12. CHAPTER XII
"This way, sir, if you please."
On our road to the house, I mentioned my name and position
in the family, to satisfy him that he might speak to me
about the business on which my lady was to employ him.
Not a word did he say about the business, however, for all that.
He admired the grounds, and remarked that he felt the sea
air very brisk and refreshing. I privately wondered,
on my side, how the celebrated Cuff had got his reputation.
We reached the house, in the temper of two strange dogs,
coupled up together for the first time in their lives by the
Asking for my lady, and hearing that she was in one of the conservatories,
we went round to the gardens at the back, and sent a servant to seek her.
While we were waiting, Sergeant Cuff looked through the evergreen
arch on our left, spied out our rosery, and walked straight in,
with the first appearance of anything like interest that he had shown yet.
To the gardener's astonishment, and to my disgust, this celebrated
policeman proved to be quite a mine of learning on the trumpery subject of
"Ah, you've got the right exposure here to the south and sou'-west,"
says the Sergeant, with a wag of his grizzled head, and a streak
of pleasure in his melancholy voice. "This is the shape for a rosery--
nothing like a circle set in a square. Yes, yes; with walks
between all the beds. But they oughtn't to be gravel walks
like these. Grass, Mr. Gardener--grass walks between your roses;
gravel's too hard for them. That's a sweet pretty bed of white
roses and blush roses. They always mix well together, don't they?
Here's the white musk rose, Mr. Betteredge--our old English rose

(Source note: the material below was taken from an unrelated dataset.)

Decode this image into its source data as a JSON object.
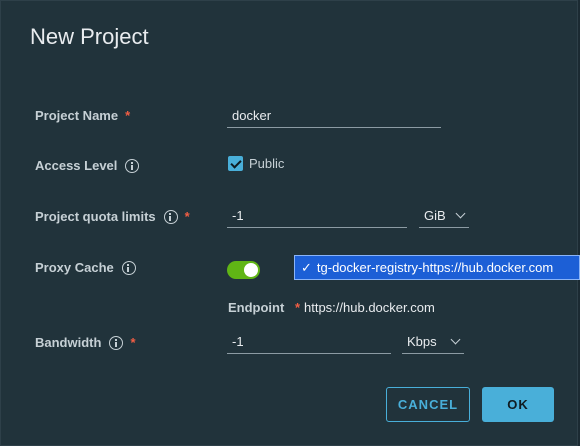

holding up its head along with the best and the newest of them.
Pretty dear!" says the Sergeant, fondling the Musk Rose with
his lanky fingers, and speaking to it as if he was speaking to
This was a nice sort of man to recover Miss Rachel's Diamond,
and to find out the thief who stole it!
"You seem to be fond of roses, Sergeant?" I remarked.